Research output: Contribution to journal › Journal article
|<mark>Journal publication date</mark>||02/2011|
|<mark>Journal</mark>||Materials and Design|
|Number of pages||10|

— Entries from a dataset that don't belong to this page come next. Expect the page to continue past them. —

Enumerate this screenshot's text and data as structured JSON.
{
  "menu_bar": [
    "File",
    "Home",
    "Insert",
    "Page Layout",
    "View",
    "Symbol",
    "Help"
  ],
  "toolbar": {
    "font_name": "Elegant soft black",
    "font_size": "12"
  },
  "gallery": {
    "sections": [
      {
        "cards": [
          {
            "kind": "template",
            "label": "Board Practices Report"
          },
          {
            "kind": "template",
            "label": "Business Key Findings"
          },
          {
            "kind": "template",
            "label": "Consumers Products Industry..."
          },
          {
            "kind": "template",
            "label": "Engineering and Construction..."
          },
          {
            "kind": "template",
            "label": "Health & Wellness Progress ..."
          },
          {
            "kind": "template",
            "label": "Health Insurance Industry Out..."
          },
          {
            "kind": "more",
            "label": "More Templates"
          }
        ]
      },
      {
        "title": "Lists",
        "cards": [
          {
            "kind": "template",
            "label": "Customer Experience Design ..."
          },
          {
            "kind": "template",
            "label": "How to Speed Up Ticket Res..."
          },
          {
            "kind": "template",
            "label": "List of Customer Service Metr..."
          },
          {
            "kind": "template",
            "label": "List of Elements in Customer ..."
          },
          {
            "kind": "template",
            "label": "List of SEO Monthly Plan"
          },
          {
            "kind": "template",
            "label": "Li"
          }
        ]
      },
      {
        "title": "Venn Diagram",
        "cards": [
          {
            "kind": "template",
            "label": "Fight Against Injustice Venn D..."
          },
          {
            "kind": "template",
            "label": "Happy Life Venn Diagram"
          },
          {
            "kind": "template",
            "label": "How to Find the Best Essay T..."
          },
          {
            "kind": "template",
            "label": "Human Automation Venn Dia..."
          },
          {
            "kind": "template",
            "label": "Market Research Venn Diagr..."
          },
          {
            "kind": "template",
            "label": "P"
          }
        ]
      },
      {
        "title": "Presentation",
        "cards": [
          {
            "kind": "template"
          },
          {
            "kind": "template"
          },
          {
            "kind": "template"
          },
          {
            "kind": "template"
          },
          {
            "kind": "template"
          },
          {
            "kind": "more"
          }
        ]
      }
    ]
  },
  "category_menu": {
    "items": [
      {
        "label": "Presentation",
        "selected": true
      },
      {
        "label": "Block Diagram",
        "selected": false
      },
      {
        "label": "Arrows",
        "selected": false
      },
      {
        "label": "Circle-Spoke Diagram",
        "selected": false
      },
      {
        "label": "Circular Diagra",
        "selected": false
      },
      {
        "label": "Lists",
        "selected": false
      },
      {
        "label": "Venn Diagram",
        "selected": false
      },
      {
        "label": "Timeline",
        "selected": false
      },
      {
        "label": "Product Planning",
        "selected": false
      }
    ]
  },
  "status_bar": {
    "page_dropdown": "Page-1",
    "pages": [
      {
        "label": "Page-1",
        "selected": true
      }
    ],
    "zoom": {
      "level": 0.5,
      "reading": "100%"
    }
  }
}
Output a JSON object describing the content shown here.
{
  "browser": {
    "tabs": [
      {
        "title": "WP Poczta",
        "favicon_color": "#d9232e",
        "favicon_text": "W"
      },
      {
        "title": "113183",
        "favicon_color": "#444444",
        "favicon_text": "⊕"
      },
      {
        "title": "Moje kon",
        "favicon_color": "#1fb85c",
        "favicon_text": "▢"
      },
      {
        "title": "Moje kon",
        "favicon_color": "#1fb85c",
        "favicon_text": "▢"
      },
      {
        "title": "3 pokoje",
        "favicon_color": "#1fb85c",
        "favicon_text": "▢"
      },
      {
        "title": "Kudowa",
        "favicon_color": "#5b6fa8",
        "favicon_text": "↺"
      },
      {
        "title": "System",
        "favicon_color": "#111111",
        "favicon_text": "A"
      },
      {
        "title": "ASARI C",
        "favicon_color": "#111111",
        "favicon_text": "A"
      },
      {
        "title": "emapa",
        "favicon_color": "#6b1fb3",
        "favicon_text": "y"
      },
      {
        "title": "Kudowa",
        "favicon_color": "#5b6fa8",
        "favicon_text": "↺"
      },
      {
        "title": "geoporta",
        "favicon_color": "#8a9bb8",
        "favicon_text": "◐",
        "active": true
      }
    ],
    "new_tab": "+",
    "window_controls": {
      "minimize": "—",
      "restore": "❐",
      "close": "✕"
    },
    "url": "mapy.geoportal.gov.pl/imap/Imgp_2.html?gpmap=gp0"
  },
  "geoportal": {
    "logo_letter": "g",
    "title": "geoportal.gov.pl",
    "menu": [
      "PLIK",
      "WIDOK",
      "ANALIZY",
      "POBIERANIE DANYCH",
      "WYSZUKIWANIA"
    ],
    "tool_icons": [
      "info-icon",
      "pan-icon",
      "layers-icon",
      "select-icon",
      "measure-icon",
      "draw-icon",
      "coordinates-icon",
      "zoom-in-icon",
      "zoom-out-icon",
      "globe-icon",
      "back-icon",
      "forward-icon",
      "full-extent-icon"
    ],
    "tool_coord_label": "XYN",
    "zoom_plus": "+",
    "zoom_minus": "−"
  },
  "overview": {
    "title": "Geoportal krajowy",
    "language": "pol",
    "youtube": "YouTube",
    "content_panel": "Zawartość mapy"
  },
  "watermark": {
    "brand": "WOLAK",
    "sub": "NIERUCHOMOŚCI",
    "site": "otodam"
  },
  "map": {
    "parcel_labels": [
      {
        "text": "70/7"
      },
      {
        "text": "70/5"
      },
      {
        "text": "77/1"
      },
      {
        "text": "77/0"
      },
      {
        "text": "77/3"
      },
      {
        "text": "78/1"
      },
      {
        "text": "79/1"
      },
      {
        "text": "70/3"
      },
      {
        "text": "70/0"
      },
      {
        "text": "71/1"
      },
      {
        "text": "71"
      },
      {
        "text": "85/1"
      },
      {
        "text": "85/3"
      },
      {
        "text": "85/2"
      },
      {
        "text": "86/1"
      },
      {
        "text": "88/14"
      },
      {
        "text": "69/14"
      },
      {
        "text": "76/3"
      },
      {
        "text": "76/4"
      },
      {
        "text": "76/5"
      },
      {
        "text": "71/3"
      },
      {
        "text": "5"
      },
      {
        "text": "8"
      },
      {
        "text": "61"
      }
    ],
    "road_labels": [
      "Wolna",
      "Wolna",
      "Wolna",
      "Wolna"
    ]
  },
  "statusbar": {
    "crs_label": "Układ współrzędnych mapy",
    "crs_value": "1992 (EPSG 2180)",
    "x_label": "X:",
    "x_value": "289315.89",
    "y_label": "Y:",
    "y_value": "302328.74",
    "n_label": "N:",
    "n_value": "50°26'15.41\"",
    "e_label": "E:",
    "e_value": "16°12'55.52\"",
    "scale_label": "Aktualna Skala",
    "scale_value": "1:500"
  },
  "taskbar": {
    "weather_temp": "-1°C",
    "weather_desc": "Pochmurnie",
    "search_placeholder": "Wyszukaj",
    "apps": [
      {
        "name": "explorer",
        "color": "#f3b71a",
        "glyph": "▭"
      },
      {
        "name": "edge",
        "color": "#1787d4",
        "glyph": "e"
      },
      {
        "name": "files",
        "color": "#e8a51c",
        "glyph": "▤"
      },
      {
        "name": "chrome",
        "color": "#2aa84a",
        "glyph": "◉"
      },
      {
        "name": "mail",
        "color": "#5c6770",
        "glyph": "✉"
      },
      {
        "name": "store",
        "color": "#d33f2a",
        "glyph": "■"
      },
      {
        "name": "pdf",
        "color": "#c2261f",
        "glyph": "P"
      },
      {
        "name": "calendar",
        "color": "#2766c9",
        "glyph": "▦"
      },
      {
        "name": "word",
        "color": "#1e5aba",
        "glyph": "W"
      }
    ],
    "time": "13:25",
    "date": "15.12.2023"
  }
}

As a result of new policies related to global warming announced by the European Union, avoiding unnecessary energy waste and reducing environmental pollution levels are becoming a major issue in the automotive industry. Accordingly, the lap welding of Zn-coated steels process, which is commonly used for producing car doors, has been gradually developed to lap welding of Zn-coated steel to light materials, such as Al alloy, Mg alloy and composite materials, in order to effectively reduce the vehicle weight. In certain part of car manufacture, organic glues are used to temporally join the Zn-coated steels and Al alloys before permanent welding takes place. The stability of such temporary joining by glues needs improving. Laser "stitching" or low strength welding could be considered as an alternative. However, challenges exist in joining Zn-coated steel on Al alloy by laser welding, due to significant differences of material properties between the two welding materials. Porosity, spatter and intermetallic brittle phases are readily produced in the weld. In this study, the effects of welding speed, laser power, number of the welding passes and type of shielding gas in gap-free welding of Zn-coated steel on Al alloy were investigated using a 1 kW single mode continuous wave fibre laser. Results show that a weld with higher shear strengths in the laser stitching application and less intermetallic phases could be obtained when nitrogen gas was used as the shielding gas. The corrosion resistance and the surface finish of the weld could be improved in double pass welding, especially when argon gas was used as the shielding gas. Crown Copyright (C) 2010 Published by Elsevier Ltd. All rights reserved.